Parulidae (New World Warblers)
BLACK-AND-WHITE WARBLER (Mniotilta varia) – Seen by most in a mixed flock at Santa Ana NWR.
ORANGE-CROWNED WARBLER (Leiothlypis celata) – This is the most abundant species of warbler in south Texas during the winter months.
NASHVILLE WARBLER (Leiothlypis ruficapilla) – A couple seen.

Sunrise in Fulton looking out over Aransas Bay. Good things in store for us.

COMMON YELLOWTHROAT (Geothlypis trichas)
NORTHERN PARULA (Setophaga americana) – We saw one of these in a mixed flock at Resaca de la Palma.
TROPICAL PARULA (Setophaga pitiayumi) – Included here on the basis of the apparent hybrid seen on the King Ranch. While the bird we saw included a lot of Tropical Parula features, it also had some white feathering around the eyes, some grayish chest banding, and reduced yellowish underparts. It did sing a Texas style Tropical Parula type song.
YELLOW-RUMPED WARBLER (MYRTLE) (Setophaga coronata coronata) – Yellow-rumped Warbler is made up of several distinctive populations that are sometimes considered distinct species. Myrtle Warbler is the most widespread of these and is the one commonly encountered on this tour route.
YELLOW-RUMPED WARBLER (AUDUBON'S) (Setophaga coronata auduboni) – We saw a couple of these with the most interesting being one at Goose Island.
BLACK-THROATED GREEN WARBLER (Setophaga virens) – Kris saw one at Resaca de la Palma.
Cardinalidae (Cardinals and Allies)
NORTHERN CARDINAL (Cardinalis cardinalis)
PYRRHULOXIA (Cardinalis sinuatus) – The desert cardinal, well seen on the King Ranch and again in the Falcon area.
Thraupidae (Tanagers and Allies)
MORELET'S SEEDEATER (Sporophila morelleti) – Good views of a pair of birds in Roma.

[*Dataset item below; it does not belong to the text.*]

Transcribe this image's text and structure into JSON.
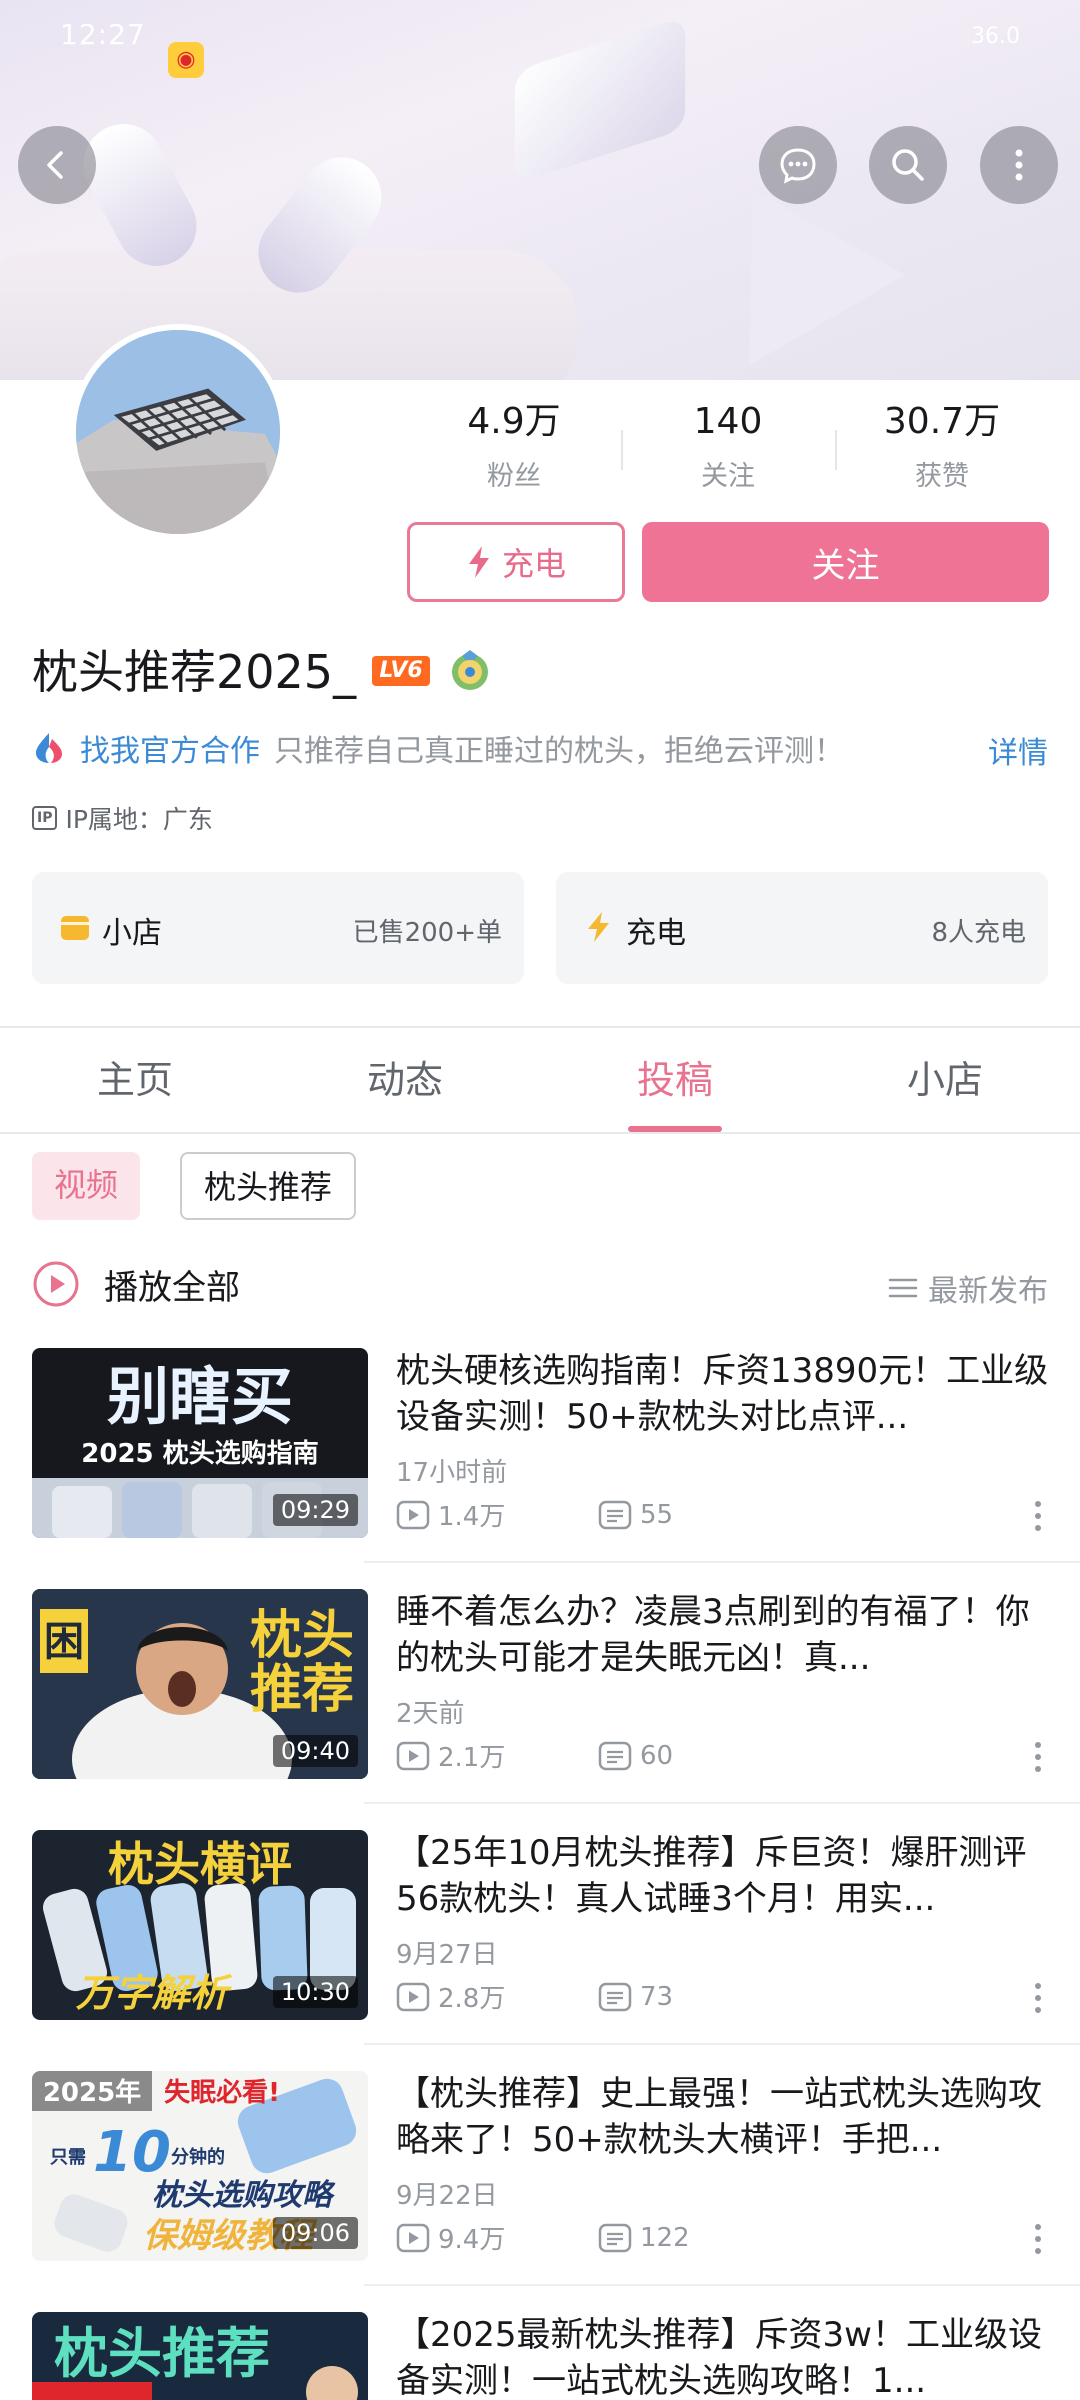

This species was recently split into two species, and it appears in some recent guides under its pre-split name White-collared Seedeater, S. torqueola.

VIRGINIA OPOSSUM (Didelphis virginianus) – One seen after our late dinner at Paradise Key.
NINE-BANDED ARMADILLO (Dasypus novemcinctus) – We saw this one well at Estero Llano Grande.
FOX SQUIRREL (Sciurus niger) – This is the common squirrel in this part of the world.
BOTTLENOSE DOLPHIN (Tursiops truncatus) – A few were seen on the Aransas boat trip.
COYOTE (Canis latrans) [*]
COLLARED PECCARY (Tayassu tajacu) – Also known as javalina, we had some nicely on the King Ranch.
WHITE-TAILED DEER (Odocoileus virginianus)
NILGAI (Boselaphus tragocamelus) – Seen by the lead van on the King Ranch visit. [I]


Totals for the tour: 199 bird taxa and 8 mammal taxa